Young people report significantly higher levels of conflict in stepfamilies and lone-parent families than in intact families. Stepfamilies in particular create new sources of tension. Living in a stepfamily is not easy. In addition to all the challenges of ilies involve numerous pressures and tensions from raising children who have different parents. Numerous issues can arise in terms of forming a single family unit, including discipline, issues about financial provision for the different children, and difficulties in relationships between the children. There can also be issues of resentment of step-children and competition for time and attention. Children from stepfamilies are less likely to complete year 12 at school than children in intact families or with a lone parent.
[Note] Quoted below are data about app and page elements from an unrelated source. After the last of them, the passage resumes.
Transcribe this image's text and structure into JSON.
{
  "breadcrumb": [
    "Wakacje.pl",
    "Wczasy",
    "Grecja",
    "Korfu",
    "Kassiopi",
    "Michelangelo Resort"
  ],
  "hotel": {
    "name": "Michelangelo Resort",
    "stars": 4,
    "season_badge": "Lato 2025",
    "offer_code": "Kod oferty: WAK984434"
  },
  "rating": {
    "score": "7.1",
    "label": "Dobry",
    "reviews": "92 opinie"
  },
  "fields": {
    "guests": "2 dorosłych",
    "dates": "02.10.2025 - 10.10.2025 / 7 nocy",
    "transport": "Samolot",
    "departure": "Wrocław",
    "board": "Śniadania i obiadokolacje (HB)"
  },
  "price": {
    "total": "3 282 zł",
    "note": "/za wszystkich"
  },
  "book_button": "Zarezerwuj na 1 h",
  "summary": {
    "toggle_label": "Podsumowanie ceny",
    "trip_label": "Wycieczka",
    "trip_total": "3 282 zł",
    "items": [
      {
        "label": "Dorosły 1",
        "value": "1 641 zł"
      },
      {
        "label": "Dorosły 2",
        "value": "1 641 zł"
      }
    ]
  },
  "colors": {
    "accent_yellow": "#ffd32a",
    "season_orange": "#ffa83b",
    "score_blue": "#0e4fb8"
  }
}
The loss of family stability in turn has effects in relation to children’s safety. Children, and especially girls, are at much greater risk of sexual abuse from the presence of men living in the household who are not biologically related to them than from their own fathers. For example, Diana Russell’s landmark study of 930 women in San Francisco found that one in six girls who had grown up with a stepfather were sexually abused by him. (more…)